    This paper was a long time in coming: as early as 2011 we’d noticed that the solar wind appears different than

    the corona, in the HI-1 images: it is not nearly as striated.  Back then, for some presentations, I did some work

    processing coronagraph images the same way we treat the solar wind data from HI-1 and HI-2, but never really

    followed through.  This spring, Dr. Viall expressed some interest, and the four of us dug into the result.  We were

    able to demonstrate that the difference is real, and is most likely due to the onset of hydrodynamic turbulence

    at the top of the corona.  Exciting times!

Scientific Programming (Perl Data Language)

Practical Magick with C, PDL, and PDL::PP (2015)

    DeForest & Glazebrook 2015..

    This is a document I wrote with input from Karl Glazebrook (original author of Perl Data Language) on how to write

    add-on routines for PDL.  PDL is my data-processing development environment of choice -- it has enabled much of

    the work I’ve published in the scientific literature.  PDL uses a metalanguage (PP) to compile quasi-C-language

    routines into vectorized operators -- and then incorporate them into PDL on the fly.  This is a comprehensive guide

    on how to do that.  It’s not “science”, but it has proved helpful to more than one aspiring scientific programmer.

Stereoscopic Spectroscopy for Efficient Spectral Imaging and Magnetography (2004)

    DeForest, Elmore, Bradford, Elrod, & Gilliam 2004, Astrophys.

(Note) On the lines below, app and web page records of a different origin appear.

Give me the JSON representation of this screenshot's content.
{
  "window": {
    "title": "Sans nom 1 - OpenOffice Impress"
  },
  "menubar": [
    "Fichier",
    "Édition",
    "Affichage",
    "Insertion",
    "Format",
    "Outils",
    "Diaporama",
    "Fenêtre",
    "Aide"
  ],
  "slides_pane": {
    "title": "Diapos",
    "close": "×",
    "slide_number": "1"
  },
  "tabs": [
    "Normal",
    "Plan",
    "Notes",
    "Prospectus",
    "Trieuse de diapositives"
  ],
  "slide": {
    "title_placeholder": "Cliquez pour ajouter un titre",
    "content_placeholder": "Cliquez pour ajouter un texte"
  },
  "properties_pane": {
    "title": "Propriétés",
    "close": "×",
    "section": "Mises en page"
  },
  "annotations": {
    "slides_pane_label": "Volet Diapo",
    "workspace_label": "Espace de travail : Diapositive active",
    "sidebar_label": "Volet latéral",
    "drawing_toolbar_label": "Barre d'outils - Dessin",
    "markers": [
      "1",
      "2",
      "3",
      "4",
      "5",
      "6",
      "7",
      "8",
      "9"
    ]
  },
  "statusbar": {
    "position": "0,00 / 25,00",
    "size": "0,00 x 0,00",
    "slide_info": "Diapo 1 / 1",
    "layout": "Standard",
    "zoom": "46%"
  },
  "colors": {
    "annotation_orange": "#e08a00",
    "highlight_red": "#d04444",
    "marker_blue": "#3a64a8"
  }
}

J. 616, 600.

    Although this is not well cited, it is a paper of which I am quite proud:  an introduction to the idea of stereoscopic

    spectroscopy to measure Doppler shifts.  This came out of a discussion a couple of years earlier, in which Charles

    Kankelborg (who was visiting SwRI at the time) discussed his concept for MOSES - an EUV sounding rocket that

    would try to separate the He II and Si XI lines near 30.4nm in the EUV.  I had a flash intuition that you could do

    better than line separation using spatial derivatives, and it turned out to work.  This paper outlines the basic theory

    and describes the first magnetic measurements made this way, at the Dunn Solar Telescope (ab)using the existing

    ASP instrumentation that David Elmore had built.  SHAZAM (used in 2009) was built on this concept.

Instrumentation